**Task**
In the records that follow, find each line with the word "true" and copy it.

Items from an interface collection:
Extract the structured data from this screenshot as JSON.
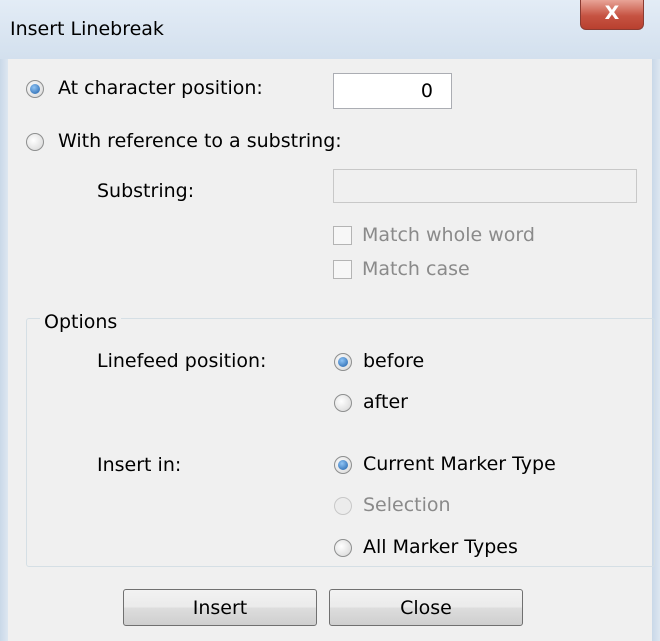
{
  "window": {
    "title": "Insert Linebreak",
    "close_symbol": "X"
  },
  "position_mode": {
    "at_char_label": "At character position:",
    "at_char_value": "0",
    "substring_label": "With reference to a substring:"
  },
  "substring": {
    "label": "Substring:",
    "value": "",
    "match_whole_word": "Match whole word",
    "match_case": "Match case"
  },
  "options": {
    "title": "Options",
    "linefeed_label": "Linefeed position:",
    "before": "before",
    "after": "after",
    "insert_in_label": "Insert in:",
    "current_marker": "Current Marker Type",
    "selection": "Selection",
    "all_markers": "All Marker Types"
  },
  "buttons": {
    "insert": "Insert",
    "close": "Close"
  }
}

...

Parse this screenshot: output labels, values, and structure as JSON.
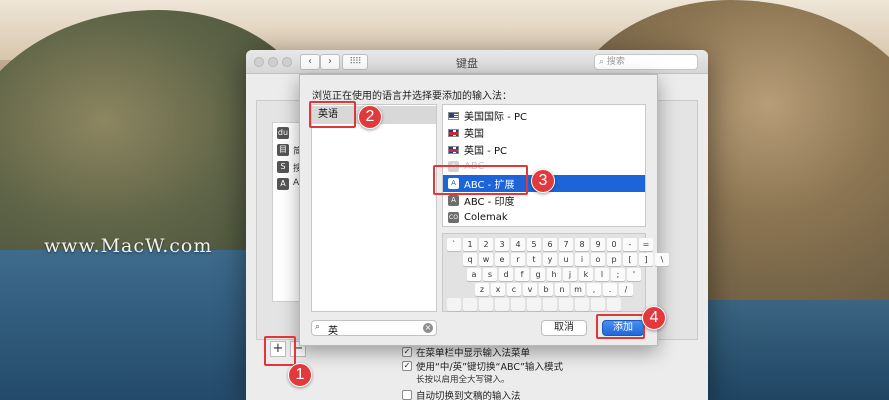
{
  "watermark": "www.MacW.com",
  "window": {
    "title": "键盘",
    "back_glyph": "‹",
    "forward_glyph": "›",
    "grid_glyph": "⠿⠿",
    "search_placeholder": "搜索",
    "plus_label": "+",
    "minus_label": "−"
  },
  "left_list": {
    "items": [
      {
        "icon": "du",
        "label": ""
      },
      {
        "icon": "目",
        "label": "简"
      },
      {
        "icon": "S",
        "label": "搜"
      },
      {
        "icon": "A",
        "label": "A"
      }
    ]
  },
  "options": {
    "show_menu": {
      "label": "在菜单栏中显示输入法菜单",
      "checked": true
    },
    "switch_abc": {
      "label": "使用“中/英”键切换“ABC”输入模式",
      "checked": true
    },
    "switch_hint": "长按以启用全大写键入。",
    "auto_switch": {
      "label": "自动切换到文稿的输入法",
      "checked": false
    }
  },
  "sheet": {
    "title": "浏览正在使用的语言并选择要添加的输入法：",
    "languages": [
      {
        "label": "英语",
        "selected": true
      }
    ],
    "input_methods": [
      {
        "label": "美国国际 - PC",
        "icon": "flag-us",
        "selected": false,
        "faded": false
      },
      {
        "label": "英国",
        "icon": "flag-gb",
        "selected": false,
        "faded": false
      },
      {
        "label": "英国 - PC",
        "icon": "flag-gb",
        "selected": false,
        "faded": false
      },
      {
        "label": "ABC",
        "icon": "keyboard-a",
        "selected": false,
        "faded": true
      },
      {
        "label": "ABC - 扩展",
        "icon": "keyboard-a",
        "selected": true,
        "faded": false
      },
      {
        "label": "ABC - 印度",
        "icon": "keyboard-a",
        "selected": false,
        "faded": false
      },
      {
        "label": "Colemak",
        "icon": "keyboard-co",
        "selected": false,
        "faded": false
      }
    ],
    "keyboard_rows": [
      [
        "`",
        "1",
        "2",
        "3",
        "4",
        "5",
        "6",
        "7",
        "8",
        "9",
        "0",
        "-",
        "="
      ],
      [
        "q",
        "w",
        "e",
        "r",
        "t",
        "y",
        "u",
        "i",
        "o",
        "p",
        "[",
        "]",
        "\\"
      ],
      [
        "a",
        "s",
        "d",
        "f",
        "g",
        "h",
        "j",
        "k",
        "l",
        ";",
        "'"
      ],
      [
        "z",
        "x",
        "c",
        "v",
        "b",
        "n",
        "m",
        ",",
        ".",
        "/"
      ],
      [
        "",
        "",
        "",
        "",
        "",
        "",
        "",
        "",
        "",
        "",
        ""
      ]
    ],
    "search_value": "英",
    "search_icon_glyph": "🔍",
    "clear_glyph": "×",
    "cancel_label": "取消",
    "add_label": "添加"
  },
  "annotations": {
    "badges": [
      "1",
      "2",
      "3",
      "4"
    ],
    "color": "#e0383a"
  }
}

**Solution to the exercise**
      "checked": true
      "checked": true
        "selected": true
        "faded": true
        "selected": true,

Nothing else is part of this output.